*Your objective:*
Using the records below, copy every line that holds the string "true".

[Stored entries]
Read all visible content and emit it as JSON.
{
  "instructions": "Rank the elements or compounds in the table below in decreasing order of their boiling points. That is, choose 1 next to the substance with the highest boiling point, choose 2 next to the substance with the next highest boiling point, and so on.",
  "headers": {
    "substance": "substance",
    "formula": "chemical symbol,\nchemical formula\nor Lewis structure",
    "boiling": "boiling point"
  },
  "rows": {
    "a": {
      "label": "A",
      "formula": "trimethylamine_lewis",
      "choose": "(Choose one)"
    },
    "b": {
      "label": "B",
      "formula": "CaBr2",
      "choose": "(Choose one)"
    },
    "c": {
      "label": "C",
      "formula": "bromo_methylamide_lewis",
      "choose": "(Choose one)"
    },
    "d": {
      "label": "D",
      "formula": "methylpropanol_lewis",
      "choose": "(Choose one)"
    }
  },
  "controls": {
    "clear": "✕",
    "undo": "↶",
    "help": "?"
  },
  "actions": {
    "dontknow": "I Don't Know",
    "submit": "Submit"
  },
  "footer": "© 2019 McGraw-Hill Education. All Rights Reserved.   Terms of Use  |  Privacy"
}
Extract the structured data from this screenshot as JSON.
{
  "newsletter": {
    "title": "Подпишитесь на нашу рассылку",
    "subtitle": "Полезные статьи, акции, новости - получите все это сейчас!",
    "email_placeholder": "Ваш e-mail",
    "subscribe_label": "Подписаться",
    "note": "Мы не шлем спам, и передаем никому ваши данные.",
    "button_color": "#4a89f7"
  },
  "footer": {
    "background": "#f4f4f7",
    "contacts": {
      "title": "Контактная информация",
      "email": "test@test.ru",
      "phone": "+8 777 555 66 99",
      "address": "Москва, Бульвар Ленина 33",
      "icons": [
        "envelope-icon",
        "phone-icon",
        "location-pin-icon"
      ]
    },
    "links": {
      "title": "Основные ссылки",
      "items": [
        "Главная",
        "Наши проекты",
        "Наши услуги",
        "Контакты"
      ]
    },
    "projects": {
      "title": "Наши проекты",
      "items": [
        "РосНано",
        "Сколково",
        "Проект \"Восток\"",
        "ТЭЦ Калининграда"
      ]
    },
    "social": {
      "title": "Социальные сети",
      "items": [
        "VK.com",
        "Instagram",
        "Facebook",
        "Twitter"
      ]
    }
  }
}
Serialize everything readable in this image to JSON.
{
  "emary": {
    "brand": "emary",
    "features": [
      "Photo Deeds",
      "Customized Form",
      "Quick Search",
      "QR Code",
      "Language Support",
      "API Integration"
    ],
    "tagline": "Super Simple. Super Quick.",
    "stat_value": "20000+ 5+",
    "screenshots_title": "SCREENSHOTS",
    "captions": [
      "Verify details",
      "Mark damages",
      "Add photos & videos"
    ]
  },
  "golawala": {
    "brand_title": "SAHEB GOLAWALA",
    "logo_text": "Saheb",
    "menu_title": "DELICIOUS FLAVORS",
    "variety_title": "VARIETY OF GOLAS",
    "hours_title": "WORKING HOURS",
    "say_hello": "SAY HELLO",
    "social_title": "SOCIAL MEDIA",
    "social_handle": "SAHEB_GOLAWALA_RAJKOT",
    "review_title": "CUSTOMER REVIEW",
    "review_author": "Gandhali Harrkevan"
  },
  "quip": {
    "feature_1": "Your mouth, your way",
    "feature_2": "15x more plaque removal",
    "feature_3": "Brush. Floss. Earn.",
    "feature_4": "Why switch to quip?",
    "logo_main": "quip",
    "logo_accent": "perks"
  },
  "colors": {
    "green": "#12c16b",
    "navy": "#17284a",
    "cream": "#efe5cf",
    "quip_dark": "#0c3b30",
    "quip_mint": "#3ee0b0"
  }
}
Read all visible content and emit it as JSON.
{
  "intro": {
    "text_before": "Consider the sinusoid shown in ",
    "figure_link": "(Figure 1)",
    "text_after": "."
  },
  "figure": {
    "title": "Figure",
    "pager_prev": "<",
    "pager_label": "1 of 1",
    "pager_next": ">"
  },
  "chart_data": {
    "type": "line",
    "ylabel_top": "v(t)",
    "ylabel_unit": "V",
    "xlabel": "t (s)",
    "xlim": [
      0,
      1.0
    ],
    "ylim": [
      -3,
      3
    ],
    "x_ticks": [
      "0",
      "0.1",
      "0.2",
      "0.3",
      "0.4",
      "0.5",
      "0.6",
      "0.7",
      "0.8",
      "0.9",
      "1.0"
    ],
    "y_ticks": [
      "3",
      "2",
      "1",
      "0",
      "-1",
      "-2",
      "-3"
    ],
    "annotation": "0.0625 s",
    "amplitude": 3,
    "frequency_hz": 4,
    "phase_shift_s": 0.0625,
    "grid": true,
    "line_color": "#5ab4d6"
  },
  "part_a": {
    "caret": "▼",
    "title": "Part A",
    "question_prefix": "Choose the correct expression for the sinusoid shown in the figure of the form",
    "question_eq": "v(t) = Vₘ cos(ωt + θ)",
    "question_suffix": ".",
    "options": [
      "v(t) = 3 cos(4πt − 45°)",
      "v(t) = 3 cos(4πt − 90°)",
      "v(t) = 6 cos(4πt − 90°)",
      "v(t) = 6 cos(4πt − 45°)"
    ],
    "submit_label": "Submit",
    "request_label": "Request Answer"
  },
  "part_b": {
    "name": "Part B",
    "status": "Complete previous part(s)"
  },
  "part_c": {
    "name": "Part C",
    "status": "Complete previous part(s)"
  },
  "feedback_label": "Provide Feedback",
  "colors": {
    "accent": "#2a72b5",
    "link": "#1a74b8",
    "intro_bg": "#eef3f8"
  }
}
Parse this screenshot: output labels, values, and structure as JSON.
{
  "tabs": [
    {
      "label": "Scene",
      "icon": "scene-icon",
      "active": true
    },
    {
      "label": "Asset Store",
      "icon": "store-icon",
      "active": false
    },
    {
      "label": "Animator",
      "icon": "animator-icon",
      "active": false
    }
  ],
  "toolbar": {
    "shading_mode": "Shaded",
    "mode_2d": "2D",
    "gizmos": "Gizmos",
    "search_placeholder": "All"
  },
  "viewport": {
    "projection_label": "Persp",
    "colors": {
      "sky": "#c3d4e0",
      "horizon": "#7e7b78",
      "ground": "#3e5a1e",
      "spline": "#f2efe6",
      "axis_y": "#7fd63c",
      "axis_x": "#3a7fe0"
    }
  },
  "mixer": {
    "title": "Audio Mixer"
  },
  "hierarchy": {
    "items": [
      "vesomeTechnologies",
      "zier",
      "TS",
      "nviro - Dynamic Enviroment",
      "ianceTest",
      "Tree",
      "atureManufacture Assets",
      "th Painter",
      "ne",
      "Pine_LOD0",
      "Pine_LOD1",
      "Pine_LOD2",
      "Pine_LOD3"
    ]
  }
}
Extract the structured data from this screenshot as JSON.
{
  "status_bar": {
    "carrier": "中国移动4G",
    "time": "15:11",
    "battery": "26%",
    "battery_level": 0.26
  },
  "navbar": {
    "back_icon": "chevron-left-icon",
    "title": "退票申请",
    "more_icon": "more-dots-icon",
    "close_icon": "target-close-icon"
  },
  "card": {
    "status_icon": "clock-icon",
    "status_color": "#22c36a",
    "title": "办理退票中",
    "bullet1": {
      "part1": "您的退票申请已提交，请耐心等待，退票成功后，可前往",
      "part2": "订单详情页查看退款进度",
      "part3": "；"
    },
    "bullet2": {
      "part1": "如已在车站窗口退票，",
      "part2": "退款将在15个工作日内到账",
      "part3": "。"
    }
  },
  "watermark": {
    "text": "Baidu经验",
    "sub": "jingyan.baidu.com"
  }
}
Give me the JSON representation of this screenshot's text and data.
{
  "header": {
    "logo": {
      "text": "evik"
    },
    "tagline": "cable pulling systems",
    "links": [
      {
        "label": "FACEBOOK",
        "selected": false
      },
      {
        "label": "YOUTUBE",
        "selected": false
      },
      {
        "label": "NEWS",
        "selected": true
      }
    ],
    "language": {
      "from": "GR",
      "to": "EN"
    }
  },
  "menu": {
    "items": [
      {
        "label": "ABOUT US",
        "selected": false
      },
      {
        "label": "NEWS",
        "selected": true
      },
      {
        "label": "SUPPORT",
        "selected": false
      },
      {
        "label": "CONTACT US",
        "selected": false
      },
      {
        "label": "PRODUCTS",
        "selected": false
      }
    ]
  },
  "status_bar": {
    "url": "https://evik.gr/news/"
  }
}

*Task output:*
    "grid": true,
      "active": true
        "selected": true
        "selected": true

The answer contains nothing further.